Website and app data records
----------
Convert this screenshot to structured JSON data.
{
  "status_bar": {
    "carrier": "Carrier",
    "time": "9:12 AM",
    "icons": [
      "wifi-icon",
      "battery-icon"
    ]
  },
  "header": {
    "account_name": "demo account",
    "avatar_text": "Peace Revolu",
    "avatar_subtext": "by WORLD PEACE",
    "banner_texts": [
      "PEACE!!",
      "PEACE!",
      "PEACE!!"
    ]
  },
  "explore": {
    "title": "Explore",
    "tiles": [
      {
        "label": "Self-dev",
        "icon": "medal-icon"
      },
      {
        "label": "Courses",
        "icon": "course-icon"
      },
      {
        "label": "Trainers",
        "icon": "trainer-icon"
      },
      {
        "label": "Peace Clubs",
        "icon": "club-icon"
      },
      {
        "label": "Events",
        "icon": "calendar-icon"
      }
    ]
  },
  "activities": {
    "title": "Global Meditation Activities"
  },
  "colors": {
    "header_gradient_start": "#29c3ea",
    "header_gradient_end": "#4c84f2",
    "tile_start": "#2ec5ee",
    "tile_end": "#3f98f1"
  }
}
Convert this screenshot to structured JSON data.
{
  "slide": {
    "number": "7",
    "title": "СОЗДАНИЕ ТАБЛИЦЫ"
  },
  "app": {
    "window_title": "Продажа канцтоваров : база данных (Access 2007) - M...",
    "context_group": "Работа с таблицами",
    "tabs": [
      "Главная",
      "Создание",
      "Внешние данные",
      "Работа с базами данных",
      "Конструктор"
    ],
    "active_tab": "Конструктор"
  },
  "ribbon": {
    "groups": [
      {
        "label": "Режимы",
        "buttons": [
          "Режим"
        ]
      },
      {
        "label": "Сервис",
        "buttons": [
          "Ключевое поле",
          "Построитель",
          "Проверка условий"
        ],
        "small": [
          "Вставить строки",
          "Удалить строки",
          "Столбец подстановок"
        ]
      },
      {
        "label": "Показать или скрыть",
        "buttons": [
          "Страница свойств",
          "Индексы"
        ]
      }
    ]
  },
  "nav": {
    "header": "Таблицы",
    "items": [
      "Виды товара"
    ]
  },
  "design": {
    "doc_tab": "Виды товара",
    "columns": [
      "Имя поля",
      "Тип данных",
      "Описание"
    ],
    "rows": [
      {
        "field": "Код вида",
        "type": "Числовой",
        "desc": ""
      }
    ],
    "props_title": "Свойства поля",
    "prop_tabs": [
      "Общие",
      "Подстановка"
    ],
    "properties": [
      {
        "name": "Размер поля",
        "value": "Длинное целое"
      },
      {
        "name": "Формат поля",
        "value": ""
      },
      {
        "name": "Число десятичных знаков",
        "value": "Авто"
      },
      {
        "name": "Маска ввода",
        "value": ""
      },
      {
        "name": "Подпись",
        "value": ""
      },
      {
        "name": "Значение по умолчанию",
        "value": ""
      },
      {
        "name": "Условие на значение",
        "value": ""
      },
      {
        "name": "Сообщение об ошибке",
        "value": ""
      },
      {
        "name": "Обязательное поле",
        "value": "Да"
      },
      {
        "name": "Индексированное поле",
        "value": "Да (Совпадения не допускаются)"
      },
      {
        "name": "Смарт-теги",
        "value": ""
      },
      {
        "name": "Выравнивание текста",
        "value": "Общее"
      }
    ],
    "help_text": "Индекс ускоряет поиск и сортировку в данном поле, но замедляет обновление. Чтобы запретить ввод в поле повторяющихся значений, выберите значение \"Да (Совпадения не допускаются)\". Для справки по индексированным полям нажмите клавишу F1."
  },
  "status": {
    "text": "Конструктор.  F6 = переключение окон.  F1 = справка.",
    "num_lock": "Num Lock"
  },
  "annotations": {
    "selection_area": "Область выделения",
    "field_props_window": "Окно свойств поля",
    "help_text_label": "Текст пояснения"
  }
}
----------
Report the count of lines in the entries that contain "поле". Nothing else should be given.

4